* [DIRECTIONS FOR THIS TASK]:
Only lines containing the string "JSON" belong in the answer; find them in the records and copy them.
────────────────────────────────────────
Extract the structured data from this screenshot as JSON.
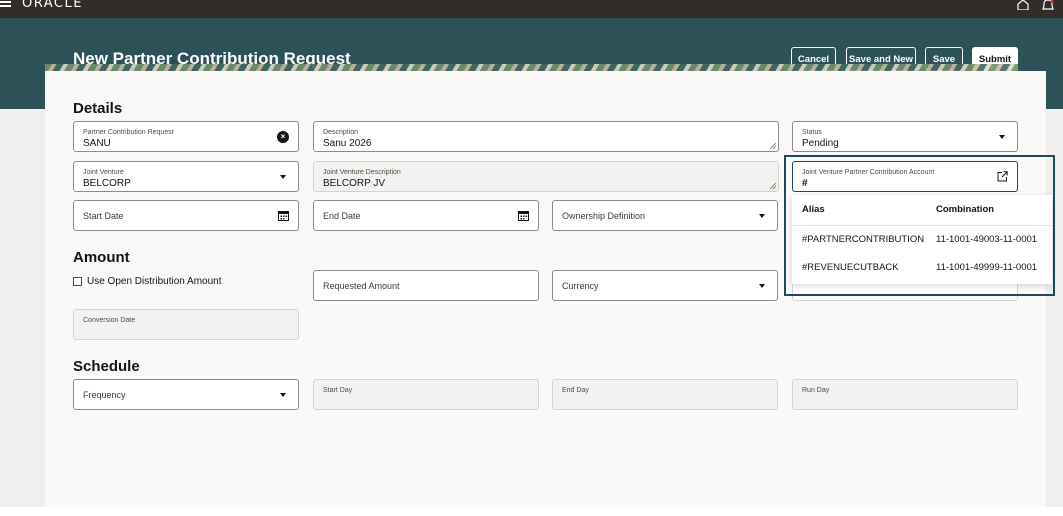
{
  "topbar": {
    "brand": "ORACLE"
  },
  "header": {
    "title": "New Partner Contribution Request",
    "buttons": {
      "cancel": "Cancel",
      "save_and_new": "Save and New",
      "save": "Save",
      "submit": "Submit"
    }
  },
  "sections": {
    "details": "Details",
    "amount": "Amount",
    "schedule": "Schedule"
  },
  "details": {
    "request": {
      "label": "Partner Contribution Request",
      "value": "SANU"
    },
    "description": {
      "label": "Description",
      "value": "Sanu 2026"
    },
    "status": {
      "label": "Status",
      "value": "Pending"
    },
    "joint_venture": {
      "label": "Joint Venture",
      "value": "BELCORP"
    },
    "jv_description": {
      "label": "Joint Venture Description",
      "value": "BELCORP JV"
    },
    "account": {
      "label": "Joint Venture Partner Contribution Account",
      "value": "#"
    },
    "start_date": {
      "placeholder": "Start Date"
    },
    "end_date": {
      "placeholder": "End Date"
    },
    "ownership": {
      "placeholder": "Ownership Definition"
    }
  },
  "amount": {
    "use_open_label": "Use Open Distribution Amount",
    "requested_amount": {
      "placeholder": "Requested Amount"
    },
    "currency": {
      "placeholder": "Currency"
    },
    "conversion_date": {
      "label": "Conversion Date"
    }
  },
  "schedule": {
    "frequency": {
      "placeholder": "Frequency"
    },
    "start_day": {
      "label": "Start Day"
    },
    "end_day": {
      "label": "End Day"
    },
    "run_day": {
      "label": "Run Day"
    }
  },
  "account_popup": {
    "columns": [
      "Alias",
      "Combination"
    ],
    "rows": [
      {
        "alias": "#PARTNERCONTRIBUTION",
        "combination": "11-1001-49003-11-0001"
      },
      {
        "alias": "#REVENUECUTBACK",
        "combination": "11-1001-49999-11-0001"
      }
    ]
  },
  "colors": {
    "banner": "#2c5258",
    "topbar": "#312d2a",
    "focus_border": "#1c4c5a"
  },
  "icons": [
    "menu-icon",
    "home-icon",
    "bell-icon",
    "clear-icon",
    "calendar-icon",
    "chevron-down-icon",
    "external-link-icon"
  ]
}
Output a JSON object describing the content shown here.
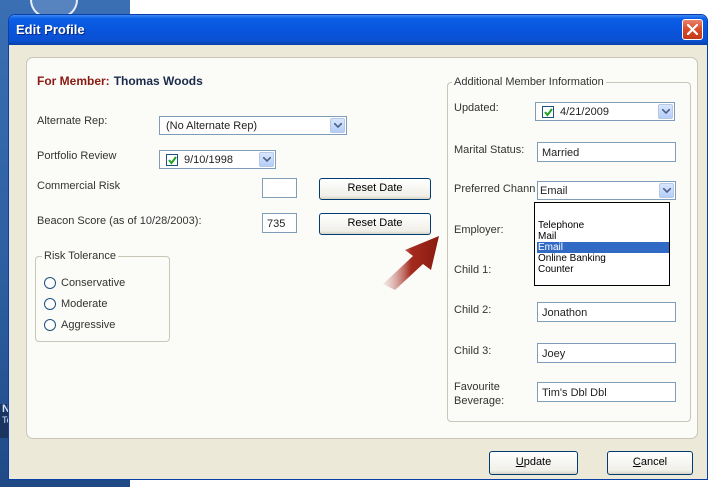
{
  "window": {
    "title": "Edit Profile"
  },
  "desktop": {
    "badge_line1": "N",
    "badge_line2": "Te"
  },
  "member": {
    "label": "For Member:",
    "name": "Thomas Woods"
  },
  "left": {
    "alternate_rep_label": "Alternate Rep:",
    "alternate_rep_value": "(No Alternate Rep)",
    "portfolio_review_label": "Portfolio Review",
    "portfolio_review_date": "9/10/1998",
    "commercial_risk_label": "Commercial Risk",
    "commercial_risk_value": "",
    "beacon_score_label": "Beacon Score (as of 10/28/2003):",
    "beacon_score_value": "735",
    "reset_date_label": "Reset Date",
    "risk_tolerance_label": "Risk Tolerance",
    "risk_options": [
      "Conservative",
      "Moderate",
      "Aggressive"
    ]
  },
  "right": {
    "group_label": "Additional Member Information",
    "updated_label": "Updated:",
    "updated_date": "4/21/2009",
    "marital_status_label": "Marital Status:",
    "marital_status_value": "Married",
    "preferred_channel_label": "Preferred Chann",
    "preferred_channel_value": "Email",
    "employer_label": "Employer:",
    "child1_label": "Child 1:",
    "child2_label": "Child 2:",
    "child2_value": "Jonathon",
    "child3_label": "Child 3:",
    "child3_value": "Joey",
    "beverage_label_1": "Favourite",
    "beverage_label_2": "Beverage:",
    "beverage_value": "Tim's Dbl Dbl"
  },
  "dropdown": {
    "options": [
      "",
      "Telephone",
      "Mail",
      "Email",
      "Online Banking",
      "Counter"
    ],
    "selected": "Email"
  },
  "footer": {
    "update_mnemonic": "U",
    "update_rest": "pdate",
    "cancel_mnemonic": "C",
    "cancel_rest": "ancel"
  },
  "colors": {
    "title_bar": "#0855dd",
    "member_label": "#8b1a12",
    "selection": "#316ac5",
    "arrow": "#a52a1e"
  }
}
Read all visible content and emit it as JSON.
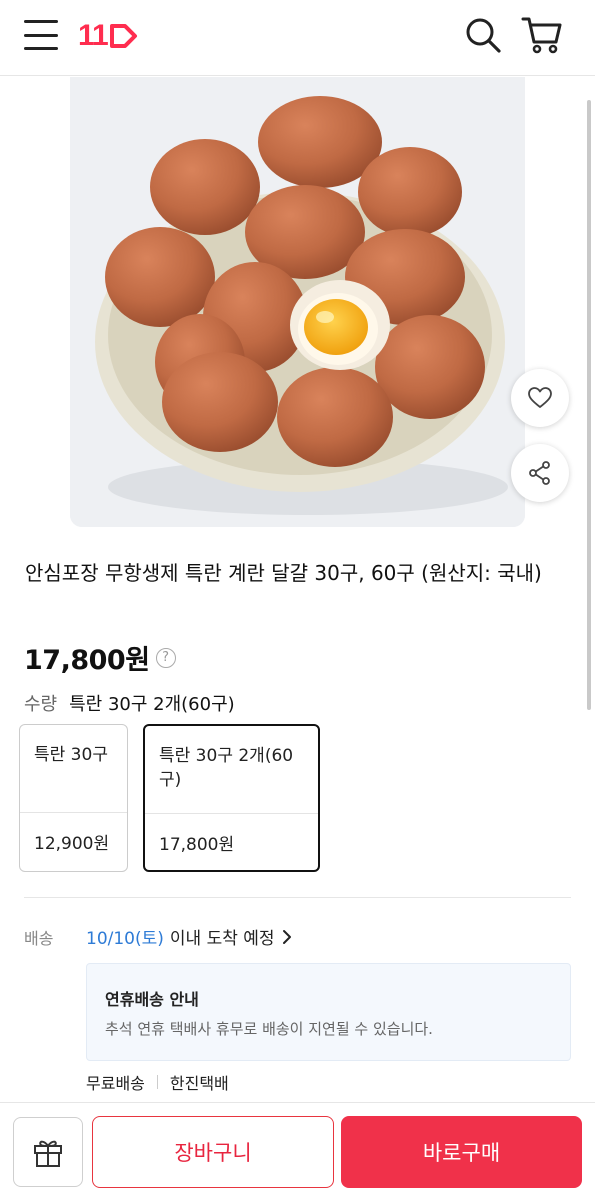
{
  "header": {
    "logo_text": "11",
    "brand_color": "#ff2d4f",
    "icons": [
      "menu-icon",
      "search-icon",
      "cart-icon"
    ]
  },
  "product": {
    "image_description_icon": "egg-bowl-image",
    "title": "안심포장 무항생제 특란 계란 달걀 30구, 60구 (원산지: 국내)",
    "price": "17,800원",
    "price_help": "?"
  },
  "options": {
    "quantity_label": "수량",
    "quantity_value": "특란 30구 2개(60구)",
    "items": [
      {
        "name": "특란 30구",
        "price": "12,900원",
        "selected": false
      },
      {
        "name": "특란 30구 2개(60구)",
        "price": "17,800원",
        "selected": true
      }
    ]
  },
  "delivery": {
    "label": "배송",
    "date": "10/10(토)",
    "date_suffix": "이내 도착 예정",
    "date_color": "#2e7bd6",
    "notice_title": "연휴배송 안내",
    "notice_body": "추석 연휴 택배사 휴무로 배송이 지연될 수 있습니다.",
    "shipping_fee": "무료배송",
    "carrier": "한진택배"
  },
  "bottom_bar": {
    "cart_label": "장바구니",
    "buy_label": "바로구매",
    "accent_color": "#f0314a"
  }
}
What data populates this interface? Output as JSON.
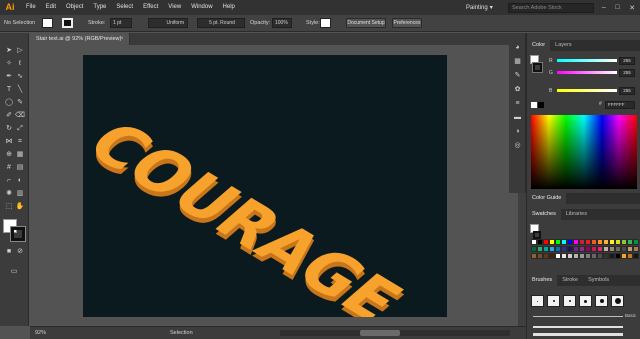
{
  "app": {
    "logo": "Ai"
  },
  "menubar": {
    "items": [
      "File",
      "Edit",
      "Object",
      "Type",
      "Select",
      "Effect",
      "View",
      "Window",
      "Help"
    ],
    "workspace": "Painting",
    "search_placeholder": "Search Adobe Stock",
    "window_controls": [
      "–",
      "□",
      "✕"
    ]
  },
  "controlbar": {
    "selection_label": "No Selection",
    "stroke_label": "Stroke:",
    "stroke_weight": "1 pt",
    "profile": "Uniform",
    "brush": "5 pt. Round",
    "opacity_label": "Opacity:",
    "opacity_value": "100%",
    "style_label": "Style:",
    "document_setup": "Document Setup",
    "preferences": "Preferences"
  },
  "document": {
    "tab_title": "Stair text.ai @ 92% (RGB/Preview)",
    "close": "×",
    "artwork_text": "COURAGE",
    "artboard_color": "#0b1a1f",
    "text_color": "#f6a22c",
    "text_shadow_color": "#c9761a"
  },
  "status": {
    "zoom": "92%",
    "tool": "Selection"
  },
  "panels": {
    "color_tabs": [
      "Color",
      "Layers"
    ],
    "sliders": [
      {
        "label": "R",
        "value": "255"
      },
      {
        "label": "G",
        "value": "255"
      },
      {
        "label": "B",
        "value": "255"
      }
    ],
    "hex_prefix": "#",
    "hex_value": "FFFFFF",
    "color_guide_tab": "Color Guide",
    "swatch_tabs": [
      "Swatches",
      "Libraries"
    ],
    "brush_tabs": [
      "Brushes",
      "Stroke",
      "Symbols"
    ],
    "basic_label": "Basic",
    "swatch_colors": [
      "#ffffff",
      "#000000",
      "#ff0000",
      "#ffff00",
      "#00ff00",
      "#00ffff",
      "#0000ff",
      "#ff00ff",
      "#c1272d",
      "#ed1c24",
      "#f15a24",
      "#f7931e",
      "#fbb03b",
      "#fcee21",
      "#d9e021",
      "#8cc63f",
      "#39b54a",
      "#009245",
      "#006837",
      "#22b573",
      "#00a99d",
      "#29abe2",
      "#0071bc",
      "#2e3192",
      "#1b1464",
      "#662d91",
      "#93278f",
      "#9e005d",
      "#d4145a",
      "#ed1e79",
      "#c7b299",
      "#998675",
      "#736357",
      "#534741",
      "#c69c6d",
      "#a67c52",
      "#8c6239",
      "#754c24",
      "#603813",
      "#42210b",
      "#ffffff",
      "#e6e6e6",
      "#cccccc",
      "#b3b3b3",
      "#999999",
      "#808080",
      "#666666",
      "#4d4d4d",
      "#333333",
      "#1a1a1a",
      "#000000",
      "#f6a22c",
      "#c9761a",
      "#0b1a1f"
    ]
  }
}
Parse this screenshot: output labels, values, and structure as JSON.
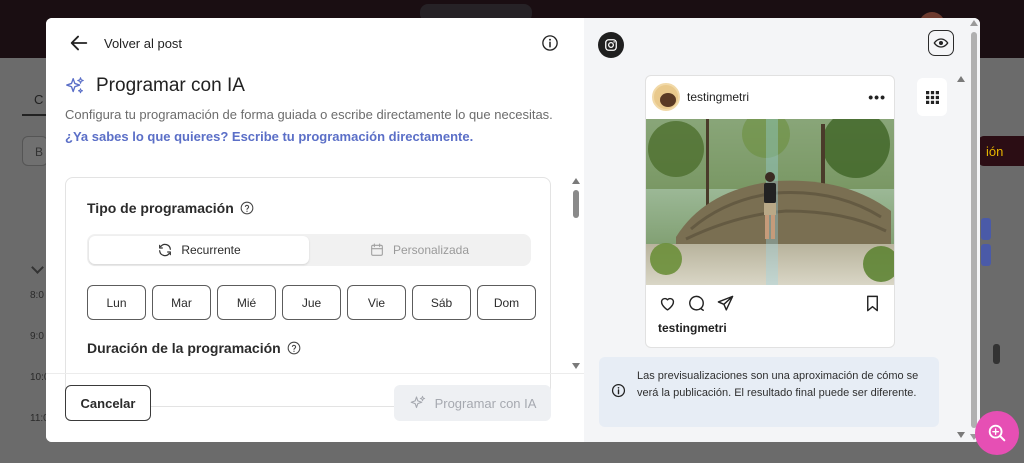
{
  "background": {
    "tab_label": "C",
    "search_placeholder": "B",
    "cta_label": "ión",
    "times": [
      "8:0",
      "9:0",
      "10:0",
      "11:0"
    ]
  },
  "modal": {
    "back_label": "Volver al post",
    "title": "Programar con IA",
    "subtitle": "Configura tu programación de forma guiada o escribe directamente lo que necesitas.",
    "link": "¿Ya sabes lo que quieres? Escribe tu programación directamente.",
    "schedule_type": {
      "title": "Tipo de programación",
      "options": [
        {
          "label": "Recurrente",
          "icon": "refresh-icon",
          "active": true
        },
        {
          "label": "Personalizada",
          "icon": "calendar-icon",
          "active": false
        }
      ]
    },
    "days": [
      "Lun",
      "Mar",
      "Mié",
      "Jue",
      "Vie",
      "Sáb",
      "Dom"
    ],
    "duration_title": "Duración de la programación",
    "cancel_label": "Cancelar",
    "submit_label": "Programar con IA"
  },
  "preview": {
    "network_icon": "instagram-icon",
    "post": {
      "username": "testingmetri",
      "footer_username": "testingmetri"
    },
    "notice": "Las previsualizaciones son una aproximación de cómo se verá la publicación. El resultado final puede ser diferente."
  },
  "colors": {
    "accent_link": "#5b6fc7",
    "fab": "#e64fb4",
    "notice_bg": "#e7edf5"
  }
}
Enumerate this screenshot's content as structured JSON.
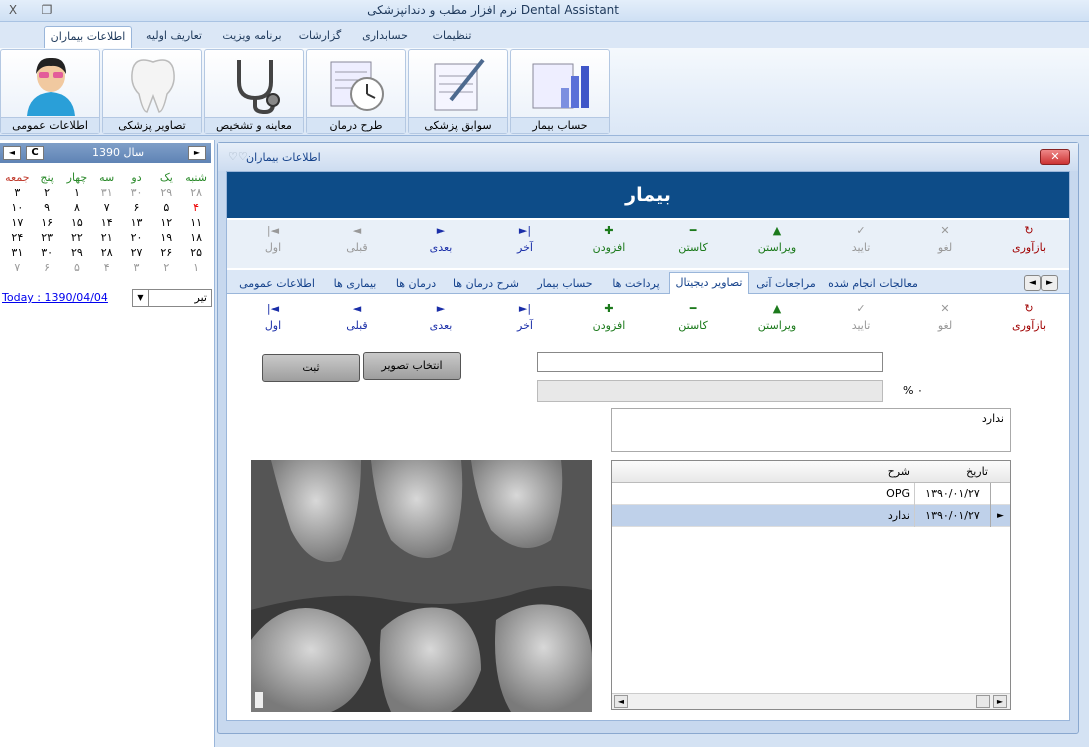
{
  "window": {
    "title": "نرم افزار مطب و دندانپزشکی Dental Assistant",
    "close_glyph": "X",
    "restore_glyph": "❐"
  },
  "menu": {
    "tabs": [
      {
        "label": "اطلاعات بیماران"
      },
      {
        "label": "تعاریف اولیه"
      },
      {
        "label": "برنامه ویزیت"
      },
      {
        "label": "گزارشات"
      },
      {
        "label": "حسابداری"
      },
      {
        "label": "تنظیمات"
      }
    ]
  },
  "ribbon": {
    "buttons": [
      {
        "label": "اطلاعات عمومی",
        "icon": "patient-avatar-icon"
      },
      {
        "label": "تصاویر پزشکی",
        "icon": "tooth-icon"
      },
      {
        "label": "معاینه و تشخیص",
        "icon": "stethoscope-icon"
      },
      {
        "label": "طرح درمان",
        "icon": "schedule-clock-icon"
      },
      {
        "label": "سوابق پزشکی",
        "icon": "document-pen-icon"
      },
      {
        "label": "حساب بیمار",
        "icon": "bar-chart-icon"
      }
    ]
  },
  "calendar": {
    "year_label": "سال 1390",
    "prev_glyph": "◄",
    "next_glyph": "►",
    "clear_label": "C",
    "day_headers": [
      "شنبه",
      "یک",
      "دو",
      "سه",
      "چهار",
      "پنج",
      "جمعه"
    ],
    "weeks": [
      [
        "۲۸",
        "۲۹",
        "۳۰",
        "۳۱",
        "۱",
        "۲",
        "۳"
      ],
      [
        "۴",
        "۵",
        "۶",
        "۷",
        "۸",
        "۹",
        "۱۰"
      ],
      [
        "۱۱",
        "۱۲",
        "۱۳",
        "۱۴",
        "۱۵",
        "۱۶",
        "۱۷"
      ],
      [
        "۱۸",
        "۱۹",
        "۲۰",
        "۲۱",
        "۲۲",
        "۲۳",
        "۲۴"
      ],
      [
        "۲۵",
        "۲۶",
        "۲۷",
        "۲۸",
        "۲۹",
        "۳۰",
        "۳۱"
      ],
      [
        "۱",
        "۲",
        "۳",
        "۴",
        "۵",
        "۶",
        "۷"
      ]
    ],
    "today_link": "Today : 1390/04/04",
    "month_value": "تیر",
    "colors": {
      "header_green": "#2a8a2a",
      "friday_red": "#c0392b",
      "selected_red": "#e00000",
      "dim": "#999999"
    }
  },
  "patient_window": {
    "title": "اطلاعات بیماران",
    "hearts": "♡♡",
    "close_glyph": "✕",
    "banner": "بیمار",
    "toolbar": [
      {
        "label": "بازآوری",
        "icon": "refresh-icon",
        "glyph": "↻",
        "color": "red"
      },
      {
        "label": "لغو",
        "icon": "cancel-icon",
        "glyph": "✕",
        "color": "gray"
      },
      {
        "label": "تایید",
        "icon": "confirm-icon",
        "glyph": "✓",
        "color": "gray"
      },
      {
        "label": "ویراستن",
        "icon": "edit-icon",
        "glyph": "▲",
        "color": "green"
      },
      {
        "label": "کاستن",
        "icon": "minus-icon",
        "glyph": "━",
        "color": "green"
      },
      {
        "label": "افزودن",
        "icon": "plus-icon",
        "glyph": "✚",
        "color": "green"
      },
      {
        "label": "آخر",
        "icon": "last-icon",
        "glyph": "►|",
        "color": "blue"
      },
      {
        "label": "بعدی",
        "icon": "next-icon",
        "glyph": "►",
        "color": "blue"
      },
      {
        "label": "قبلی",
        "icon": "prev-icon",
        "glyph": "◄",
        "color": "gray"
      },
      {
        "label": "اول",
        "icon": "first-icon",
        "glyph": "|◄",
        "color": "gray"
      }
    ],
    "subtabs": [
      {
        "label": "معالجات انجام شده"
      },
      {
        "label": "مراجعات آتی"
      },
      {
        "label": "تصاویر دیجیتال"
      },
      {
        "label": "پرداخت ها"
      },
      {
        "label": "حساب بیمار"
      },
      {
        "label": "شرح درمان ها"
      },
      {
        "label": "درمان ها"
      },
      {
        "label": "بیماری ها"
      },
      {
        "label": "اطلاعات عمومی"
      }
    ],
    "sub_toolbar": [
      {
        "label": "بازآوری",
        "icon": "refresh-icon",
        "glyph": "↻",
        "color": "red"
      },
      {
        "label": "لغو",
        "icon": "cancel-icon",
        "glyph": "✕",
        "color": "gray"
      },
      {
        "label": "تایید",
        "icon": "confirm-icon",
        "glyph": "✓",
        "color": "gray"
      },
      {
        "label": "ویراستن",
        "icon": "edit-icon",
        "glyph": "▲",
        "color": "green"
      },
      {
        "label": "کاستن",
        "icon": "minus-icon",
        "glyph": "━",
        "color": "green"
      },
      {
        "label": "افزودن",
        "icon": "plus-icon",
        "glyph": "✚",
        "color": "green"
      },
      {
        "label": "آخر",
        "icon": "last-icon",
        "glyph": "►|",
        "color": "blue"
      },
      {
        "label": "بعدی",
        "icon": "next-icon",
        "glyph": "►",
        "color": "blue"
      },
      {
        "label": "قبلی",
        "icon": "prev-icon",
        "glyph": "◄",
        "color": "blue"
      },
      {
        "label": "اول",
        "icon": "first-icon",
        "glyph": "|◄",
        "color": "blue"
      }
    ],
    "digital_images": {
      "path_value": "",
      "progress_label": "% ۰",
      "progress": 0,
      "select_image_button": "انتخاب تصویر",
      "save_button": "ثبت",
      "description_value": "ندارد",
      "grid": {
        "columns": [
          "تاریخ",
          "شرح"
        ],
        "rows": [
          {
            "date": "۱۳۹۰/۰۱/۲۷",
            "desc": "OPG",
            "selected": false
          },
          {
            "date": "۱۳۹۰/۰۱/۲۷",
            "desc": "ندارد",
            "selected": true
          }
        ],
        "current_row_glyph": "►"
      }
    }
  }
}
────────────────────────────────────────
* [SOLUTION TO THE PROBLEM]:
Extract the structured data from this screenshot as JSON.
Output a JSON object describing the content shown here.
Read all visible content and emit it as JSON.
What data populates this interface? Output as JSON.
Parse this screenshot: output labels, values, and structure as JSON.
Enumerate this screenshot's content as structured JSON.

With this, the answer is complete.